JM reports that filming is taking place in Ribeira Brava (video) for the documentary ‘O Visconde Indomável’ which portrays the life and work of the “indomitable” Viscount Francisco Correia de Herédia.
The first images were captured in Lisbon, on the 11th and 12th of March, with the staging of the death of the Viscount, in a scenario that dates back to the 16th of October, 1918.
In Ribeira Brava, the idea is to stage the life of Francisco Correia de Herédia in his youth, recreating the tennis games in the churchyard, known as Pateo ‘O Ténis’, where the Viscount practised his sport of choice.
There will also be filming in the central streets of the village and in the gardens of the Municipality with the well-respected actress Inês Heredia. Filming takes place this weekend and will resume on the 25th and 26th of May.
1st Viscount of Ribeira Brava
Son of António Correia de Herédia (1822-1899), who had been a deputy, mayor and civil governor of the District of Funchal , and D. Ana Aniceto de Bettencourt Herédia, both born in Funchal, Francisco was titled 1st Viscount of Ribeira Brava in his lifetime. He was named after his paternal grandfather, Francisco Correia de Herédia, hence his name Francisco Correia de Herédia Júnior.
In 1905 , Francisco Correia de Herédia and José Maria de Alpoim, Minister of Justice of Portugal, split from mainline politics together with the progressive party. During the relentless combat against the monarchy, republicans and ” dissidents ” from the Progressive Party formed a revolutionary committee:
The first meeting of this committee was held on July 11, 1907, at the viscount’s residence. That would have been the birth of the plan for the revolutionary movement of January 28, 1908, which had the purpose of deposing João Franco, one of the dominant politicians of the final phase of the Portuguese constitutional

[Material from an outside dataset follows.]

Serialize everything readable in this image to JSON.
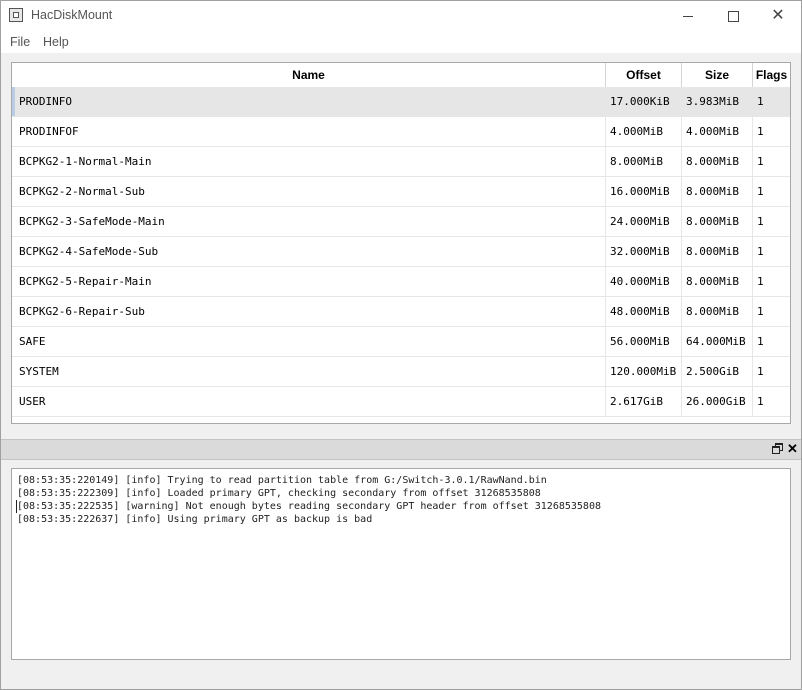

The weapons for the planned overthrowing on 28th of January were personally purchased at Espingardaria Central, in downtown Lisbon, and guarded by the Viscount of Ribeira Brava.

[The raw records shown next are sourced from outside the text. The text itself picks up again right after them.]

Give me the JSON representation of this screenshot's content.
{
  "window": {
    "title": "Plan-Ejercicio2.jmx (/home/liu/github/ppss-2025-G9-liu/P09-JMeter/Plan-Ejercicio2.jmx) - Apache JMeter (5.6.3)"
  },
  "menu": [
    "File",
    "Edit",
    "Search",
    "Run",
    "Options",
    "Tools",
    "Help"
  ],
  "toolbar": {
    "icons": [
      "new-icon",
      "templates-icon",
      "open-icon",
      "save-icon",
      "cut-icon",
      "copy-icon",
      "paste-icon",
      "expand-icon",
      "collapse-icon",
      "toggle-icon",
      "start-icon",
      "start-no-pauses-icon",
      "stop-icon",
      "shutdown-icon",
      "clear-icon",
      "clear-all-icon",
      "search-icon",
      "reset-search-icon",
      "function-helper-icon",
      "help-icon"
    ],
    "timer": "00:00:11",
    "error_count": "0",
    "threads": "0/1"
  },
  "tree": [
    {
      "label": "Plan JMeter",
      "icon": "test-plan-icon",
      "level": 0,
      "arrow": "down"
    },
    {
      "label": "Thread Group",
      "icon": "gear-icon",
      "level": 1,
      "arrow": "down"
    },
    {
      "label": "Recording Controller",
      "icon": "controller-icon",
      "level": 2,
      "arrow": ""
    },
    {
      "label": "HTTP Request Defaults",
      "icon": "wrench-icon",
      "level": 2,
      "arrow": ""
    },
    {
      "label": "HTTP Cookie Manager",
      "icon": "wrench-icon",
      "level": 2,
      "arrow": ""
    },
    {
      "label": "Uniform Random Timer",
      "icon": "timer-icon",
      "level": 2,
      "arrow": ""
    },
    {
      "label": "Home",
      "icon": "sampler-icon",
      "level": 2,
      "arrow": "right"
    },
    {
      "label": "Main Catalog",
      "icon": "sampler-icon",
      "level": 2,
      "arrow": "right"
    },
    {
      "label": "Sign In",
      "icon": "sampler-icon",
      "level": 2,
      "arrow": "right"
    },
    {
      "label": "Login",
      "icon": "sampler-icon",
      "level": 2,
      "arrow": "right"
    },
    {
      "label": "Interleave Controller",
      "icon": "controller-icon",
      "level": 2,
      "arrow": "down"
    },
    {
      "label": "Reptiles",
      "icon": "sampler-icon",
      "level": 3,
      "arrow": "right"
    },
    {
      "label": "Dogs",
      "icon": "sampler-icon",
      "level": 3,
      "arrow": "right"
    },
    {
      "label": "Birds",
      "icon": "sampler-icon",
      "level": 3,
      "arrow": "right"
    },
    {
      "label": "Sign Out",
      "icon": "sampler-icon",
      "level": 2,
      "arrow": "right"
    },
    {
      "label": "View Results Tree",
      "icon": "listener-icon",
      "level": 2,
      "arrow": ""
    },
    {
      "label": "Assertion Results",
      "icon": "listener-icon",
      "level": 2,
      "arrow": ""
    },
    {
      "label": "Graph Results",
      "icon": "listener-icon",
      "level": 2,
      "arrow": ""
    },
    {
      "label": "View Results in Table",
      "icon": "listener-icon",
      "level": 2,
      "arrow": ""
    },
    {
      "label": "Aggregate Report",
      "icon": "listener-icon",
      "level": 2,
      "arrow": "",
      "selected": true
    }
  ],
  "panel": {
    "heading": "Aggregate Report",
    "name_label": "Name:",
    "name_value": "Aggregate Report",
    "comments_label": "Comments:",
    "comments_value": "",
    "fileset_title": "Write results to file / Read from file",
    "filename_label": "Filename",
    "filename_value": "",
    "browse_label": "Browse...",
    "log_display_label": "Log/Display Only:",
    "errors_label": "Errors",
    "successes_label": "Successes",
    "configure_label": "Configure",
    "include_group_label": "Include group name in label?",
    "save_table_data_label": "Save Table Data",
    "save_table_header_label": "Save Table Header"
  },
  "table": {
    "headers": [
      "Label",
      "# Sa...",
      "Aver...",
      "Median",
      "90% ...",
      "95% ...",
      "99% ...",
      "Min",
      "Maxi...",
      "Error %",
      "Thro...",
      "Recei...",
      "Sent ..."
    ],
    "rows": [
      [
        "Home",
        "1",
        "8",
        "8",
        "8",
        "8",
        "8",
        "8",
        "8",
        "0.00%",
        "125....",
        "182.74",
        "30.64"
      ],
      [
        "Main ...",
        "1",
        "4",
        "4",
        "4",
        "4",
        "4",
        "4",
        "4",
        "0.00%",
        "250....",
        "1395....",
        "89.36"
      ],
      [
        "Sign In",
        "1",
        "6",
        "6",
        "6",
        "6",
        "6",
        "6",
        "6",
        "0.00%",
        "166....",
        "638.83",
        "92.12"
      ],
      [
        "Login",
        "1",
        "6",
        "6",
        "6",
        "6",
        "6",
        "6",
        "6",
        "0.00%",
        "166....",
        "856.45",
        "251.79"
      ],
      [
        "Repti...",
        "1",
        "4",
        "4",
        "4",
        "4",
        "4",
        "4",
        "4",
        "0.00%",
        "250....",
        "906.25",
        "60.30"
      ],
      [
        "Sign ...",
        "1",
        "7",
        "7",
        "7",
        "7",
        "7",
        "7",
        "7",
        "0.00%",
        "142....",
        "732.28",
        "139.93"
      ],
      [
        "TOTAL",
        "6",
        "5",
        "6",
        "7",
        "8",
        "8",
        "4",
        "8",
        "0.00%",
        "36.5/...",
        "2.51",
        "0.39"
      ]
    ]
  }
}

After the regicide of D. Carlos I and Príncipe Real, on the 1st of February 1908, in which he tried to exonerate himself from having conspired, even though the weapons in his possession ended up in the hands of the regicides, attesting to his opposition to the Portuguese monarchy by joining the Portuguese Republican Party, under the guidance of Afonso Costa, and held positions of great political influence in Madeira.
This murder of D Carlos I, according to Wikipedia, profoundly marked the History of Portugal, marking the end of the last serious attempt to reform the Constitutional Monarchy and generating a new escalation of violence in the country’s public life.
The Viscount was killed in a mysterious shootout in Lisbon on October 16, 1918, while being transferred to another prison along with other political prisoners.